What you have to do -
The job is to output each record again, character for character.

The data -
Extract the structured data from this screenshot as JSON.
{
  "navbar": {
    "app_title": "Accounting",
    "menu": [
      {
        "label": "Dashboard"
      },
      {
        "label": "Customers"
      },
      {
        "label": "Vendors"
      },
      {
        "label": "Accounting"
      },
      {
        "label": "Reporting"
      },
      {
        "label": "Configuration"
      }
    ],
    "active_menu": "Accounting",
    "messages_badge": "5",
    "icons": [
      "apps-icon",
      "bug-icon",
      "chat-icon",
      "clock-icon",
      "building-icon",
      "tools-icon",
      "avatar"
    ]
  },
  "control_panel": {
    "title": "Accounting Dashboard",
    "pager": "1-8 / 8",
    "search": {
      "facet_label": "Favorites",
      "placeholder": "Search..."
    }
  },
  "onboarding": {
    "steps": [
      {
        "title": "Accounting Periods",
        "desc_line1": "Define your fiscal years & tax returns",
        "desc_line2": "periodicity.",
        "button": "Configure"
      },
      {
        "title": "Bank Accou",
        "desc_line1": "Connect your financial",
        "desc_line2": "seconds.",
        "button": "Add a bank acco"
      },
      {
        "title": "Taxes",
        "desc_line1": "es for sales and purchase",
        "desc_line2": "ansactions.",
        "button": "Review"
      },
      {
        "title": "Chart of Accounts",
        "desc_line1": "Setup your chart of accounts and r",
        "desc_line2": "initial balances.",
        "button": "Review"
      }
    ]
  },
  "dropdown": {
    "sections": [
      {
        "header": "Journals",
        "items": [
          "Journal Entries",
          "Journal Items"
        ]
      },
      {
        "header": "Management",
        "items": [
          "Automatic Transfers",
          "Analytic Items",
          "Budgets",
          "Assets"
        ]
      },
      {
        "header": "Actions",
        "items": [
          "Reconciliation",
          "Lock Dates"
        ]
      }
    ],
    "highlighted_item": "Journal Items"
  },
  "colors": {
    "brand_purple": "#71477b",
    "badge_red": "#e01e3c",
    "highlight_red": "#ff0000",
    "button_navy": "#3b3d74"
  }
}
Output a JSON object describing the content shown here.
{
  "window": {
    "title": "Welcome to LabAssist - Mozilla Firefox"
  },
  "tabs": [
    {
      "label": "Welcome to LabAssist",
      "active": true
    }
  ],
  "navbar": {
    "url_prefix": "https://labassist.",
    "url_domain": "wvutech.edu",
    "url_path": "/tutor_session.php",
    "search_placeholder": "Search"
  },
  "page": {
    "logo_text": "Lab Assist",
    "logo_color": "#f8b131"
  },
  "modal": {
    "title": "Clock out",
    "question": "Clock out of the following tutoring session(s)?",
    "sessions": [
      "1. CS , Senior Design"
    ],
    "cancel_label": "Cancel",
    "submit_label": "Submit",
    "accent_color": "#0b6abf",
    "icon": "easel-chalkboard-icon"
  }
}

Reply -
Extract the structured data from this screenshot as JSON.
{
  "navbar": {
    "app_title": "Accounting",
    "menu": [
      {
        "label": "Dashboard"
      },
      {
        "label": "Customers"
      },
      {
        "label": "Vendors"
      },
      {
        "label": "Accounting"
      },
      {
        "label": "Reporting"
      },
      {
        "label": "Configuration"
      }
    ],
    "active_menu": "Accounting",
    "messages_badge": "5",
    "icons": [
      "apps-icon",
      "bug-icon",
      "chat-icon",
      "clock-icon",
      "building-icon",
      "tools-icon",
      "avatar"
    ]
  },
  "control_panel": {
    "title": "Accounting Dashboard",
    "pager": "1-8 / 8",
    "search": {
      "facet_label": "Favorites",
      "placeholder": "Search..."
    }
  },
  "onboarding": {
    "steps": [
      {
        "title": "Accounting Periods",
        "desc_line1": "Define your fiscal years & tax returns",
        "desc_line2": "periodicity.",
        "button": "Configure"
      },
      {
        "title": "Bank Accou",
        "desc_line1": "Connect your financial",
        "desc_line2": "seconds.",
        "button": "Add a bank acco"
      },
      {
        "title": "Taxes",
        "desc_line1": "es for sales and purchase",
        "desc_line2": "ansactions.",
        "button": "Review"
      },
      {
        "title": "Chart of Accounts",
        "desc_line1": "Setup your chart of accounts and r",
        "desc_line2": "initial balances.",
        "button": "Review"
      }
    ]
  },
  "dropdown": {
    "sections": [
      {
        "header": "Journals",
        "items": [
          "Journal Entries",
          "Journal Items"
        ]
      },
      {
        "header": "Management",
        "items": [
          "Automatic Transfers",
          "Analytic Items",
          "Budgets",
          "Assets"
        ]
      },
      {
        "header": "Actions",
        "items": [
          "Reconciliation",
          "Lock Dates"
        ]
      }
    ],
    "highlighted_item": "Journal Items"
  },
  "colors": {
    "brand_purple": "#71477b",
    "badge_red": "#e01e3c",
    "highlight_red": "#ff0000",
    "button_navy": "#3b3d74"
  }
}
Output a JSON object describing the content shown here.
{
  "window": {
    "title": "Welcome to LabAssist - Mozilla Firefox"
  },
  "tabs": [
    {
      "label": "Welcome to LabAssist",
      "active": true
    }
  ],
  "navbar": {
    "url_prefix": "https://labassist.",
    "url_domain": "wvutech.edu",
    "url_path": "/tutor_session.php",
    "search_placeholder": "Search"
  },
  "page": {
    "logo_text": "Lab Assist",
    "logo_color": "#f8b131"
  },
  "modal": {
    "title": "Clock out",
    "question": "Clock out of the following tutoring session(s)?",
    "sessions": [
      "1. CS , Senior Design"
    ],
    "cancel_label": "Cancel",
    "submit_label": "Submit",
    "accent_color": "#0b6abf",
    "icon": "easel-chalkboard-icon"
  }
}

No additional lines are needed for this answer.